Can we verify that?
To give a firm answer, we need to research this issue, i.e.
- find out why people believe that
- test the available tools and methods to see if a true beginner could tune a mandolin
- provide a step-by-step procedure for a beginner to tune her mandolin.
The results are very interesting, as you can read below!
Beginners Mandolin Tuning – What people believe
Asking around to gather the opinions of non-musicians, we see that answers are similar, as most people believe that mandolin or guitar tuning is not possible without music or ear training. Therefore it is clear that tuning is a barrier for people, stopping them from buying and playing a music instrument!
What tools are available
To test this belief, we used the tuning methods and tools available today, in order to recognize the ones that enable us to tune a stringed instrument without a trained ear or music training.
We tested tools and methods such as tuning forks, using other music instruments as reference, using online tuners and using chromatic digital tuners, to conclude that the best tool that allows a beginner to tune an instrument, is the chromatic digital tuner.
The digital tuner
The digital tuner is a rather simple instrument (it can be also a software application) that uses a microphone and a screen.
To tune a string:
- You start by strumming the string you are trying to tune close to the microphone.
- You check on the screen if the string is tuned to the correct note
- If not, you use the tuning pegs to tune to the correct note.
- You then fine-tune, again with the tuning pegs.
It is as simple as that!
Step by Step procedure
In this example we will tune the first G string, i.e. the thickest string-pairs of the mandolin.
The first step to tune a string is to strum it close to the microphone. Note, you should strum the G string as displayed in the below image, without pressing any finger on the fretboard (i.e. strumming an open string).
The second step is to check on the screen if the string is tuned. In our example we are tuning the G string, but we see on the tuner (screenshot below) red LEDs on the right of the screen, meaning we should increase the string tension to reach G.
The third step (assuming there is no match at step #2) is to use the tuning pegs to adjust the string tension until you see on the screen the green LED. Note in the image below the G tuning pegs (upper right). These should be used in our example till the tuner displays the green LED.
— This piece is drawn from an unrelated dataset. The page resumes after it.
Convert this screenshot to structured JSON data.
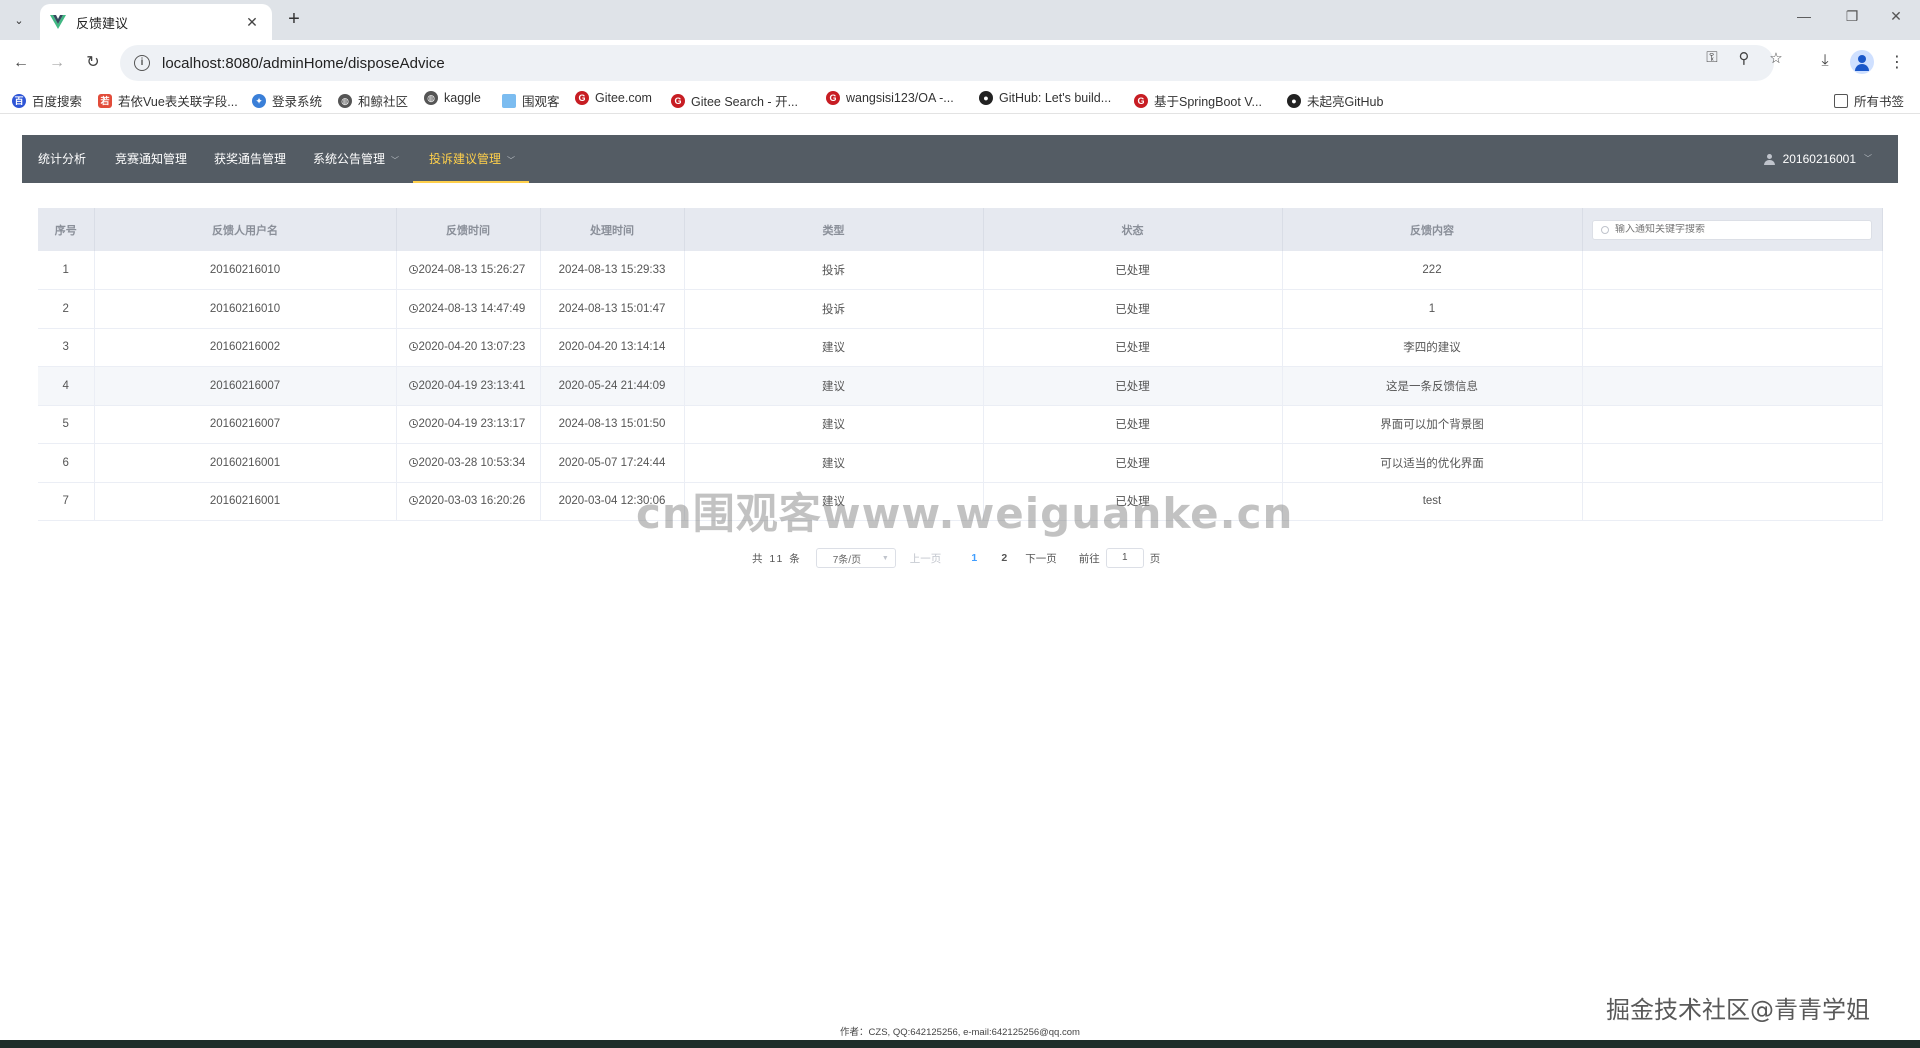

The final fourth step is about fine tuning. Once you see on the screen the correct note (in this example G), it is time to fine tune, using the tuner LED(s) that indicate tuning accuracy. Red means you are not accurately tuned, and in this case you must continue using the tuning pegs till you see it turn green. See below an example screen showing the difference between a not accurately tuned G string on the left and the tuned G string on the right(G is displayed on screen and the LED is green).
That’s it. We managed with four easy steps to accurately tune the G string of our Mandolin.
Repeat the process for every string and you will have a mandolin perfectly tuned!
Where can you find digital tuners?
You can find digital tuners available as iPhone, iPod, iPad or android apps, but for those of you not using a smartphone, you can find standalone digital tunners costing just a few
I suggest you check the choices from the Resources section of theMandolinTuner
Beginners Mandolin Tuning – Conclusion
So, there you are, you should not let the lack of tuning skills stopping you from playing and enjoying a mandolin or a guitar.